Reporters Without Borders strongly condemned the shooting of two BBC journalists reporting on terrorists in Saudi Arabia. Irish cameraman Simon Cumbers died in the fusillade, while his colleague Frank Gardner was seriously injured.
Reporters Without Borders has strongly condemned the shooting of two journalists working for the British Broadcasting Corporation (BBC) in Riyadh on 6 June 2004. Irish cameraman Simon Cumbers, 36, was killed in the attack, believed carried out by Islamist militants, and his British colleague Frank Gardner, 42, was seriously injured. Gardner, the BBC's security correspondent and a leading expert on al-Qaeda, underwent an operation on 6 June at King Faisal Takhassussi hospital in Riyadh. A spokesman for the British Embassy in Saudi Arabia said his condition was "critical" but "stable". The international press freedom organisation said it was seriously concerned about this first attack, involving extreme violence, against foreign journalists operating in Saudi Arabia, where their working conditions were already made very difficult by the authorities' constant surveillance. It is the fourth time in five weeks that Westerners have been attacked in the country. Reporters Without Borders called on the Saudi authorities to carry out a full and quick investigation to identify the perpetrators of the murder. A Western diplomat said that Simon Cumbers and Frank Gardner had been travelling in a car with a Saudi information ministry "minder". Gunmen opened fire as they were filming in a street in the al-Suwaydi district close to the home of Ibrahim al-Raies, a militant killed by Saudi security forces in December 2003. This neighbourhood is seen as a militant stronghold and home to 15 of the 26 most wanted terrorists in the country. Saudi security forces said the two gunmen fled after the attack.

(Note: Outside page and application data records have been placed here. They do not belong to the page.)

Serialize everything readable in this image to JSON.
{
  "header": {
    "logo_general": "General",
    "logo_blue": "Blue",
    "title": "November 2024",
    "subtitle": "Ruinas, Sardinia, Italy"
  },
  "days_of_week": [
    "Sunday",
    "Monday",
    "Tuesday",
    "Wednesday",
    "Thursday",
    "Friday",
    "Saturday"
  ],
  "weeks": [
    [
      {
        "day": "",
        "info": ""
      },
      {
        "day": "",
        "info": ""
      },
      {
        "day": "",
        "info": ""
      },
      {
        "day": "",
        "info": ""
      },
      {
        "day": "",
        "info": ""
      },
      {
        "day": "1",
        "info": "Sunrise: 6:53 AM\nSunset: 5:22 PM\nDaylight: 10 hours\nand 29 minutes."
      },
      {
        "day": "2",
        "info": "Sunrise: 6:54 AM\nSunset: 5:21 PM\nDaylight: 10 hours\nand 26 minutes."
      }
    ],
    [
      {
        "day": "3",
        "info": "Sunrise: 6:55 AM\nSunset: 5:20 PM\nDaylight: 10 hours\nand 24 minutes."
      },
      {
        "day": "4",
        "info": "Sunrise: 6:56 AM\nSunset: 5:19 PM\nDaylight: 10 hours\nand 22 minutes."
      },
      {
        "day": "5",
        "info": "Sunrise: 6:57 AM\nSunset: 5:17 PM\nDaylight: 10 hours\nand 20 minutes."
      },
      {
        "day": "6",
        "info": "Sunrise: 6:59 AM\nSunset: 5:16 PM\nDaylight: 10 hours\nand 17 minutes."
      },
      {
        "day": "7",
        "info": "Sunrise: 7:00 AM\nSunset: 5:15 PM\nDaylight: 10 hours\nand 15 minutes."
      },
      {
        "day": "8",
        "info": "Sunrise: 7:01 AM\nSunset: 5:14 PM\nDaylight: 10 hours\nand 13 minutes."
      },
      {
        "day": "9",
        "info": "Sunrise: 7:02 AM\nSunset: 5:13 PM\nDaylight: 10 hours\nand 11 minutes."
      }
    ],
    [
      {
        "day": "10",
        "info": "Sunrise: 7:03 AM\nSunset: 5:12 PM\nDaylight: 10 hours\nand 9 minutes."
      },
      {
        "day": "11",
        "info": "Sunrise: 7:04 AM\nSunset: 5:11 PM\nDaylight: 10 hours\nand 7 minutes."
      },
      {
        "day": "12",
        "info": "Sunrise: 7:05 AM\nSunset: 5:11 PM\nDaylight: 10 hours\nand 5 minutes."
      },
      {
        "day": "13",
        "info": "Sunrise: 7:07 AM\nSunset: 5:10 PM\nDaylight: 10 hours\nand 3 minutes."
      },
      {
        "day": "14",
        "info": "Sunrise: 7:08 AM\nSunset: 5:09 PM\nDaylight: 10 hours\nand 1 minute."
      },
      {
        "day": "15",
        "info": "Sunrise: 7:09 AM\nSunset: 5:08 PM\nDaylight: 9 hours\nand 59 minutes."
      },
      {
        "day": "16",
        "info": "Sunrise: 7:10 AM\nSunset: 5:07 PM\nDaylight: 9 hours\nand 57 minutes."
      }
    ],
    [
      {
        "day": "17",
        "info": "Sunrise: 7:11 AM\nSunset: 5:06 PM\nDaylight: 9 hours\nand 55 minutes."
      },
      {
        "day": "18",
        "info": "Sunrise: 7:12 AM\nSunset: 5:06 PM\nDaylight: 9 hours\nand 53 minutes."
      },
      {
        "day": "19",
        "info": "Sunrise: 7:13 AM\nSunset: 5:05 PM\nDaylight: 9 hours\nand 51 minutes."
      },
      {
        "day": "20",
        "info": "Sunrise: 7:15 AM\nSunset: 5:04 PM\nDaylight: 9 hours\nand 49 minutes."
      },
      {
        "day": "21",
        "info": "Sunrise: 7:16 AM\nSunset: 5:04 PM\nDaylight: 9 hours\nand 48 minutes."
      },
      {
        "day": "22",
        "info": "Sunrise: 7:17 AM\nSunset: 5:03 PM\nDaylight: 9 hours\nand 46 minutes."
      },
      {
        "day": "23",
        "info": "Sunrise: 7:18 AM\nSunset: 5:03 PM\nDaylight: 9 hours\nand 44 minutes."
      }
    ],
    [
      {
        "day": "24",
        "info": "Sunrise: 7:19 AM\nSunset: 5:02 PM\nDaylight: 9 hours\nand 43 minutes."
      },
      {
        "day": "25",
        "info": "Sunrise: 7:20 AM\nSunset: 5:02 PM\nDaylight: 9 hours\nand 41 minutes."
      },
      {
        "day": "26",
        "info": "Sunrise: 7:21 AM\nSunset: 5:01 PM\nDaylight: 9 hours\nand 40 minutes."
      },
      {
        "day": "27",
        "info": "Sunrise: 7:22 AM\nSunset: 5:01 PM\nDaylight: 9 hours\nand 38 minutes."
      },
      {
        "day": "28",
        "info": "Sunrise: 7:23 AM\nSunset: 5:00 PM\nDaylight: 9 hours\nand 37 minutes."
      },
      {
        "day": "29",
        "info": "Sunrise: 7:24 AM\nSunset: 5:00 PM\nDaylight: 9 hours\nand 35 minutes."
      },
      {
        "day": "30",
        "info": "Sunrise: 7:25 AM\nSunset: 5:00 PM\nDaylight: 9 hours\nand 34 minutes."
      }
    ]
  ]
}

The BBC crew had arrived in Saudi Arabia last week following the attack on the oil-producing city of Khobar in the east of the country. Twenty-two people, 19 of them Westerners, died in the attack, blamed on al-Qaeda.